- TASK OBJECTIVE: For every line that contains the string "Grants", pull that line out of the material below.
──────── DATASET CONTENT
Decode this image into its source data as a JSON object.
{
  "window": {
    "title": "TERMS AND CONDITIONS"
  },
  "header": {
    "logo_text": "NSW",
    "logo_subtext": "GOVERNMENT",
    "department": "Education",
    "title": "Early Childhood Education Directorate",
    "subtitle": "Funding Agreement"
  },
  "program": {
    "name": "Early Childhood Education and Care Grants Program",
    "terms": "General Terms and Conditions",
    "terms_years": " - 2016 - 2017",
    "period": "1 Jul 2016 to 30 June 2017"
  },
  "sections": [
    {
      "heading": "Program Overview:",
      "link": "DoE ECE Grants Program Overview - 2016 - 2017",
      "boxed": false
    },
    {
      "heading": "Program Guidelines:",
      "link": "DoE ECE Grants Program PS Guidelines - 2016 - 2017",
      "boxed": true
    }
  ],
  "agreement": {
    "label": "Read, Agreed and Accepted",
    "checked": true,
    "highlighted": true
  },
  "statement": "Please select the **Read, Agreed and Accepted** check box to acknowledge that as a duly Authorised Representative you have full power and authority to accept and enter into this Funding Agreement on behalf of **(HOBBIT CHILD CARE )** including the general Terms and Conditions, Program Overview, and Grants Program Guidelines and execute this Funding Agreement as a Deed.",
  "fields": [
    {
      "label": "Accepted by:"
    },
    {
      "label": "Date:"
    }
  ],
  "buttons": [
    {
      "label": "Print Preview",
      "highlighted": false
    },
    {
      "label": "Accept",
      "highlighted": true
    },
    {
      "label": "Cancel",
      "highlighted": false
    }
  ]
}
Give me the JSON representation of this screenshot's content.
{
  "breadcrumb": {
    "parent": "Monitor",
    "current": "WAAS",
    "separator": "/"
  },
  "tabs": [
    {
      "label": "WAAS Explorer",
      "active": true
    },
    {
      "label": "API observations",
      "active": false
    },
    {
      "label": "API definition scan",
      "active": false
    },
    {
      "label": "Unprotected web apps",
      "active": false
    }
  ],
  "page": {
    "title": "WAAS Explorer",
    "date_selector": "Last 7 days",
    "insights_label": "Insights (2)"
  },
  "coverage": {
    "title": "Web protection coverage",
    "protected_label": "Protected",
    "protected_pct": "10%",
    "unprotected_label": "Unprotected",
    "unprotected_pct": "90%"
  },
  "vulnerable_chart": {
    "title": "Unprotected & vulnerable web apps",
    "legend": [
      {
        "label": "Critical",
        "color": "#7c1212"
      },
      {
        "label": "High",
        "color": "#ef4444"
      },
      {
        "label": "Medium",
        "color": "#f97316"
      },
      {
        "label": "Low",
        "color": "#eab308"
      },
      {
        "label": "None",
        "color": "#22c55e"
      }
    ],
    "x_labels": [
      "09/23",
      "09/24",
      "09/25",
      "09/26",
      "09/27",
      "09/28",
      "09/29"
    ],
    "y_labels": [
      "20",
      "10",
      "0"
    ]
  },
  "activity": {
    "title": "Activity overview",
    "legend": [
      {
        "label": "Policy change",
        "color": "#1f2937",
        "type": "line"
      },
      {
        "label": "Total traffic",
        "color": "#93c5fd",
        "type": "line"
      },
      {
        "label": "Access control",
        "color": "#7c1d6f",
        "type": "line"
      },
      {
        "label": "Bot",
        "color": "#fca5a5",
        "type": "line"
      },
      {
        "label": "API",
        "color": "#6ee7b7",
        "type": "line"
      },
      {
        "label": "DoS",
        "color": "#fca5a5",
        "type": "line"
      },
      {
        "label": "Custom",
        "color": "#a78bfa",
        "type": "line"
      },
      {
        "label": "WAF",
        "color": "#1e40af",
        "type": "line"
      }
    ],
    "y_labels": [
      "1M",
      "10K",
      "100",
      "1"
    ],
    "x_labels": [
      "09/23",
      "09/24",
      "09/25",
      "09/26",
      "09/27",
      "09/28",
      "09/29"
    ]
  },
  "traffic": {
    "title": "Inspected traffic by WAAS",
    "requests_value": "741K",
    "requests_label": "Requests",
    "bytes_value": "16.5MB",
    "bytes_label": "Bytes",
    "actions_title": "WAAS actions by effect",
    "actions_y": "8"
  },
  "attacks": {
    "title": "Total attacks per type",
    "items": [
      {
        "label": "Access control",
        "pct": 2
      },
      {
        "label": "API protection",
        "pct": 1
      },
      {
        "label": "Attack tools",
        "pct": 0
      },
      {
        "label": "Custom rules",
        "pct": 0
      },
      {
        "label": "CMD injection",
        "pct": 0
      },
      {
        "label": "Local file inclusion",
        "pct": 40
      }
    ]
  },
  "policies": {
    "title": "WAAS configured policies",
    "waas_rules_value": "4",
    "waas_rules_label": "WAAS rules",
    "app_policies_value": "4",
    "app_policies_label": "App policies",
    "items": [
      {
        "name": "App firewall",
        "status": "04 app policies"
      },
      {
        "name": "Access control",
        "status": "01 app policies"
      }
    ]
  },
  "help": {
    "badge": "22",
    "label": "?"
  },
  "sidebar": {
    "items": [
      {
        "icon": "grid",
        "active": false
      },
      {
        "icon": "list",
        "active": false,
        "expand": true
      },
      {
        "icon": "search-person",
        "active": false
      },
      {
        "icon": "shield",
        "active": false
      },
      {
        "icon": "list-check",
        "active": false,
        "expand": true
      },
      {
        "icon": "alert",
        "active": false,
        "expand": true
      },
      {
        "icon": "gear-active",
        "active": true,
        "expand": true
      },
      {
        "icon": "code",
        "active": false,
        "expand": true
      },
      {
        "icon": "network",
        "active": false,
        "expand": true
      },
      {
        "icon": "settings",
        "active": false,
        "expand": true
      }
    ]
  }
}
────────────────
- YOUR RESPONSE:
    "name": "Early Childhood Education and Care Grants Program",
      "link": "DoE ECE Grants Program Overview - 2016 - 2017",
      "link": "DoE ECE Grants Program PS Guidelines - 2016 - 2017",
  "statement": "Please select the **Read, Agreed and Accepted** check box to acknowledge that as a duly Authorised Representative you have full power and authority to accept and enter into this Funding Agreement on behalf of **(HOBBIT CHILD CARE )** including the general Terms and Conditions, Program Overview, and Grants Program Guidelines and execute this Funding Agreement as a Deed.",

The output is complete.